# Source data
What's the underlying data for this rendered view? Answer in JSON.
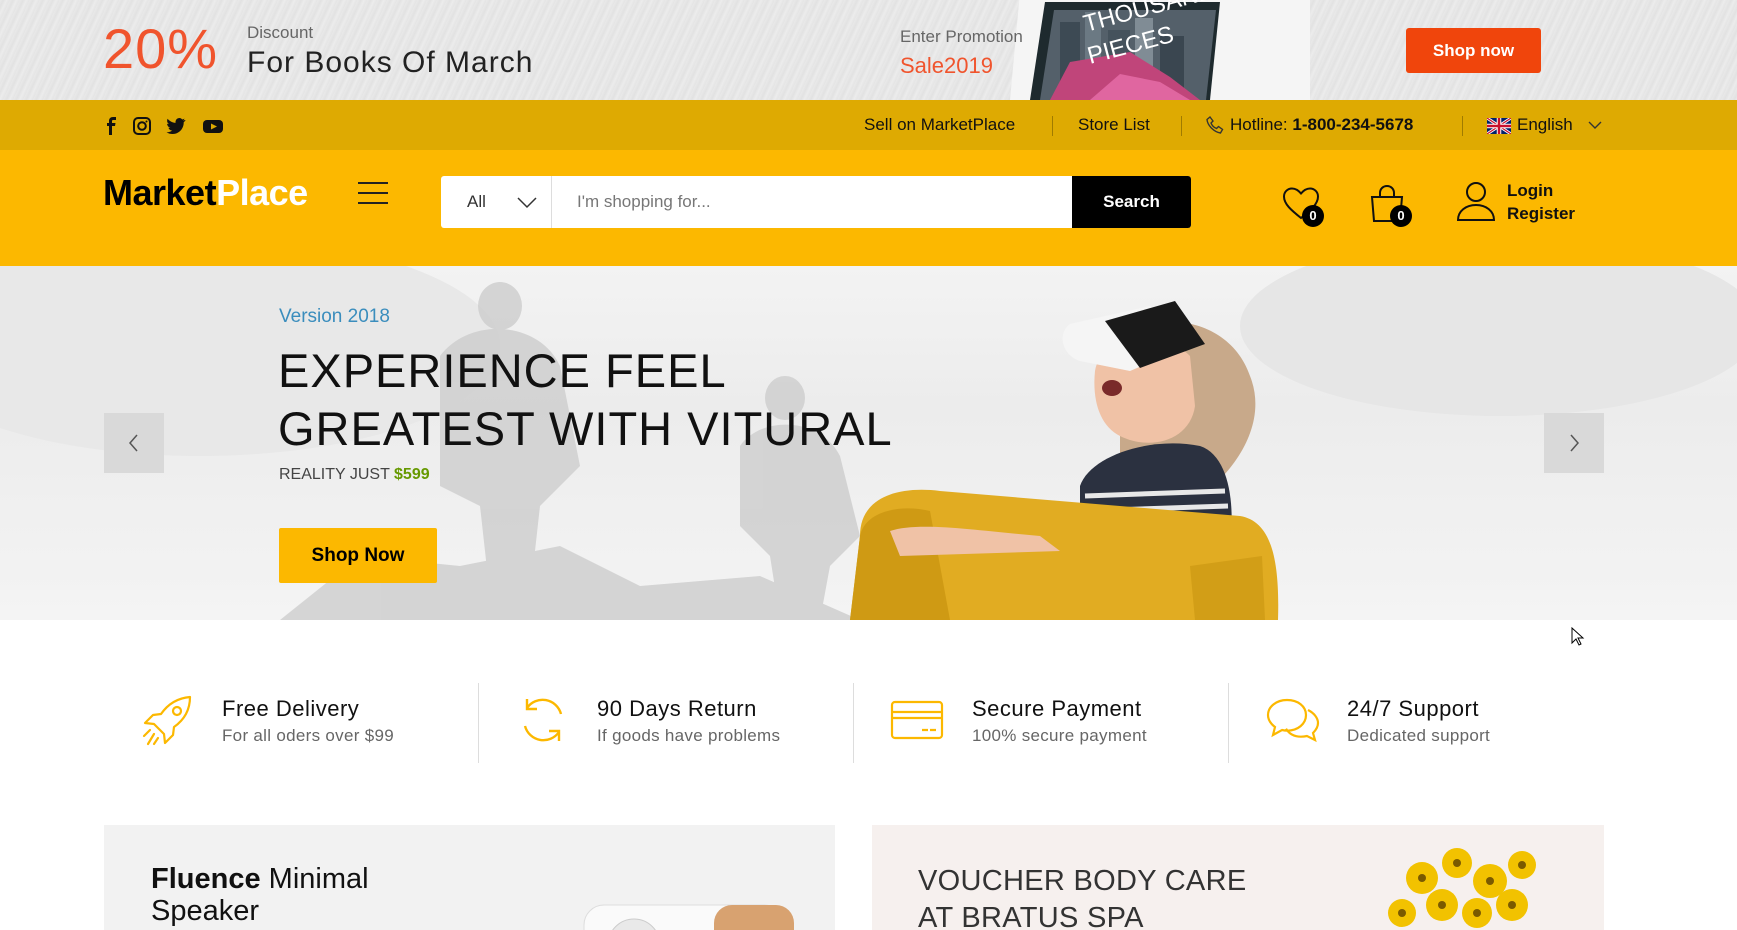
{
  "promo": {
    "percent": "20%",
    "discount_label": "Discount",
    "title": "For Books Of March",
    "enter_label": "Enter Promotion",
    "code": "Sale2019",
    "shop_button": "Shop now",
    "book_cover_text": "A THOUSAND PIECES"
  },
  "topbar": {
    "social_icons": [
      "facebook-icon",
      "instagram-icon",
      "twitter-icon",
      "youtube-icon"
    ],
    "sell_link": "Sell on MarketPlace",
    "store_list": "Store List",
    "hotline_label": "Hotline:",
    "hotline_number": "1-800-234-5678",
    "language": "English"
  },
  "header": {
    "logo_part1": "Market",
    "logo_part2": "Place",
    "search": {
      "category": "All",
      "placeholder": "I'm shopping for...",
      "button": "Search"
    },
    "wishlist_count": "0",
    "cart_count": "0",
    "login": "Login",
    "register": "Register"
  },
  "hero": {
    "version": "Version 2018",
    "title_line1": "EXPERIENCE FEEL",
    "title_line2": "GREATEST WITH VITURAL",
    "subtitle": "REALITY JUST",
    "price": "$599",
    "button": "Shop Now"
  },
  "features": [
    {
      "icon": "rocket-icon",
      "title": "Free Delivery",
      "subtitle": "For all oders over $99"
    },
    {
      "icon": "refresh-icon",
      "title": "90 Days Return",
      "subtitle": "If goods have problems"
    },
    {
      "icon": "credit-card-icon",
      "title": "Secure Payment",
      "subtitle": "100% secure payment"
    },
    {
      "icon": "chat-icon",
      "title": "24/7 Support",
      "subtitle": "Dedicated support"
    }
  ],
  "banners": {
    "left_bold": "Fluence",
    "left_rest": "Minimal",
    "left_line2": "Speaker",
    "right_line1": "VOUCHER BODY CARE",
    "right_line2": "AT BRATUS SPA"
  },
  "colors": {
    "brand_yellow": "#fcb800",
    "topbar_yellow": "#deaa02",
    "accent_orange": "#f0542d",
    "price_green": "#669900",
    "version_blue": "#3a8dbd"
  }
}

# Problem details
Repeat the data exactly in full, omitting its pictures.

# Exercise output
What's the underlying data for this rendered view? Answer in JSON.
{
  "promo": {
    "percent": "20%",
    "discount_label": "Discount",
    "title": "For Books Of March",
    "enter_label": "Enter Promotion",
    "code": "Sale2019",
    "shop_button": "Shop now",
    "book_cover_text": "A THOUSAND PIECES"
  },
  "topbar": {
    "social_icons": [
      "facebook-icon",
      "instagram-icon",
      "twitter-icon",
      "youtube-icon"
    ],
    "sell_link": "Sell on MarketPlace",
    "store_list": "Store List",
    "hotline_label": "Hotline:",
    "hotline_number": "1-800-234-5678",
    "language": "English"
  },
  "header": {
    "logo_part1": "Market",
    "logo_part2": "Place",
    "search": {
      "category": "All",
      "placeholder": "I'm shopping for...",
      "button": "Search"
    },
    "wishlist_count": "0",
    "cart_count": "0",
    "login": "Login",
    "register": "Register"
  },
  "hero": {
    "version": "Version 2018",
    "title_line1": "EXPERIENCE FEEL",
    "title_line2": "GREATEST WITH VITURAL",
    "subtitle": "REALITY JUST",
    "price": "$599",
    "button": "Shop Now"
  },
  "features": [
    {
      "icon": "rocket-icon",
      "title": "Free Delivery",
      "subtitle": "For all oders over $99"
    },
    {
      "icon": "refresh-icon",
      "title": "90 Days Return",
      "subtitle": "If goods have problems"
    },
    {
      "icon": "credit-card-icon",
      "title": "Secure Payment",
      "subtitle": "100% secure payment"
    },
    {
      "icon": "chat-icon",
      "title": "24/7 Support",
      "subtitle": "Dedicated support"
    }
  ],
  "banners": {
    "left_bold": "Fluence",
    "left_rest": "Minimal",
    "left_line2": "Speaker",
    "right_line1": "VOUCHER BODY CARE",
    "right_line2": "AT BRATUS SPA"
  },
  "colors": {
    "brand_yellow": "#fcb800",
    "topbar_yellow": "#deaa02",
    "accent_orange": "#f0542d",
    "price_green": "#669900",
    "version_blue": "#3a8dbd"
  }
}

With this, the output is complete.